[Exercise inputs]

:::

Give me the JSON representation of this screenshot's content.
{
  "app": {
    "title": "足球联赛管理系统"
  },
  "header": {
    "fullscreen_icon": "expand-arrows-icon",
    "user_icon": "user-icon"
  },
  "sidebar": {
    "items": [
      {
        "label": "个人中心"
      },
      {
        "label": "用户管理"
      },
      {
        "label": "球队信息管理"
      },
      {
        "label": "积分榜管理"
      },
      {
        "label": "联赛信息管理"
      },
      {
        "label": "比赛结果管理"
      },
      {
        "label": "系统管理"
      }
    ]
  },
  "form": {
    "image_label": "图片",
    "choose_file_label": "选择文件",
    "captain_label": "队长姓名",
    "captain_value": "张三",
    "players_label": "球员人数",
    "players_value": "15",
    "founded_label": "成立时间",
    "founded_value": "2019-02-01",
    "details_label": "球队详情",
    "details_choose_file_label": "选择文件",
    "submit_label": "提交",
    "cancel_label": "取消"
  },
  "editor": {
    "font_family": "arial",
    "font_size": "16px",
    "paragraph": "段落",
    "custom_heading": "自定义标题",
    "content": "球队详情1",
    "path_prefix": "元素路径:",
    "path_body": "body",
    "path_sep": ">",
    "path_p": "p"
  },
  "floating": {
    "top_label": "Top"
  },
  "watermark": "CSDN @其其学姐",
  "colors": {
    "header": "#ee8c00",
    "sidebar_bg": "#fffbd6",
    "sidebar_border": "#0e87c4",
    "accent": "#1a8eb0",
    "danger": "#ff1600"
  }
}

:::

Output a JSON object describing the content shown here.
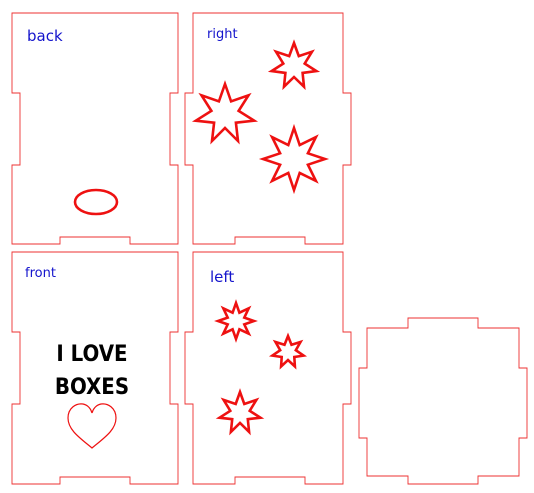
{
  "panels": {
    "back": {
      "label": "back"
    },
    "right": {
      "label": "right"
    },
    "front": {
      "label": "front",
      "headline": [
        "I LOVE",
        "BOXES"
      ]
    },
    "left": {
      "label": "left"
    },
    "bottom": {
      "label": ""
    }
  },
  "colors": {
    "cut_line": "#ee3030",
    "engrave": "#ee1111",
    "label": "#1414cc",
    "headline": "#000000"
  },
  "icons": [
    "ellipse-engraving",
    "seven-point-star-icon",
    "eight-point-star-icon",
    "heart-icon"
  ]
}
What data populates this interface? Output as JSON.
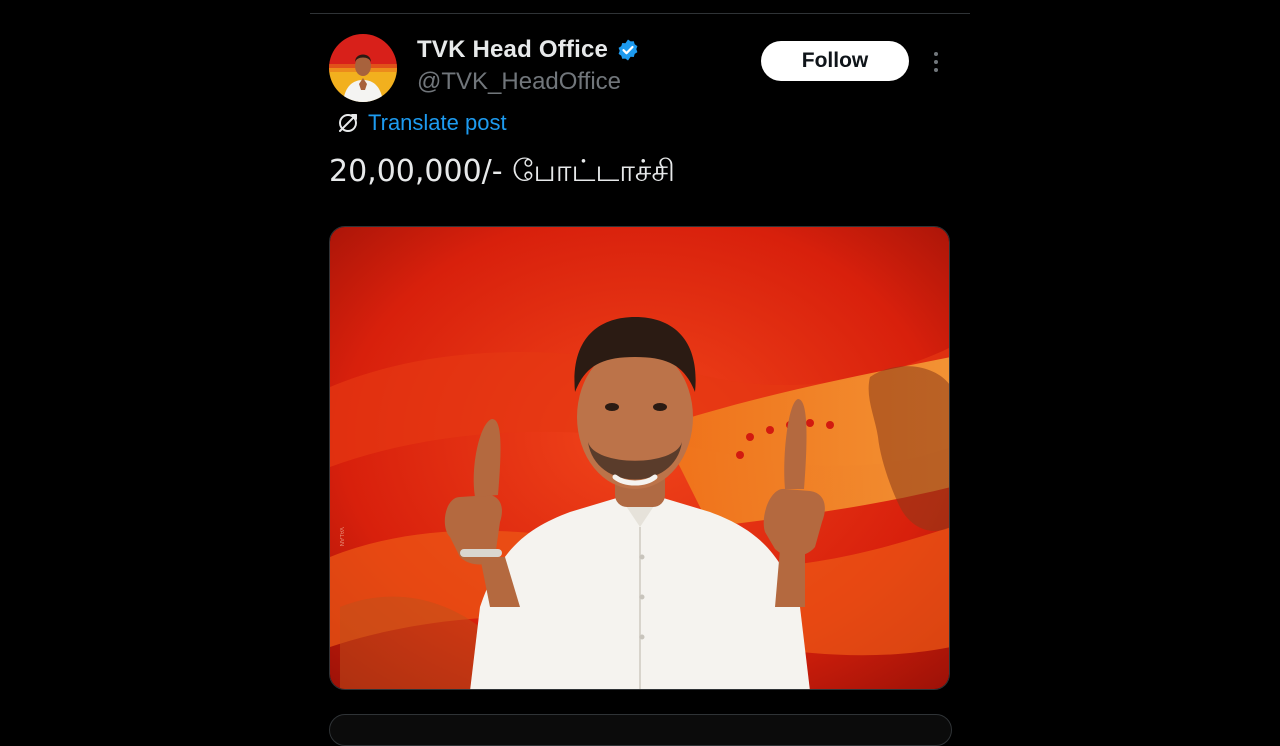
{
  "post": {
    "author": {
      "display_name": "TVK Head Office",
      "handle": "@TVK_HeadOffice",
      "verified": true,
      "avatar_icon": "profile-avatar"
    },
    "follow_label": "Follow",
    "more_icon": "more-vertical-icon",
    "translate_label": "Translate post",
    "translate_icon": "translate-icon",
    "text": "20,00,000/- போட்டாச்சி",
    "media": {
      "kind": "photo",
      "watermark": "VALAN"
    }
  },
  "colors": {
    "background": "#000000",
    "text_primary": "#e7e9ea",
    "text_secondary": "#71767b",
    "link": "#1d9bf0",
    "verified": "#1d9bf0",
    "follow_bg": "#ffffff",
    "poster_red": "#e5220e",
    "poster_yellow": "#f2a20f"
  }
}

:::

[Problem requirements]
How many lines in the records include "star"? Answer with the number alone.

[Task answer]
2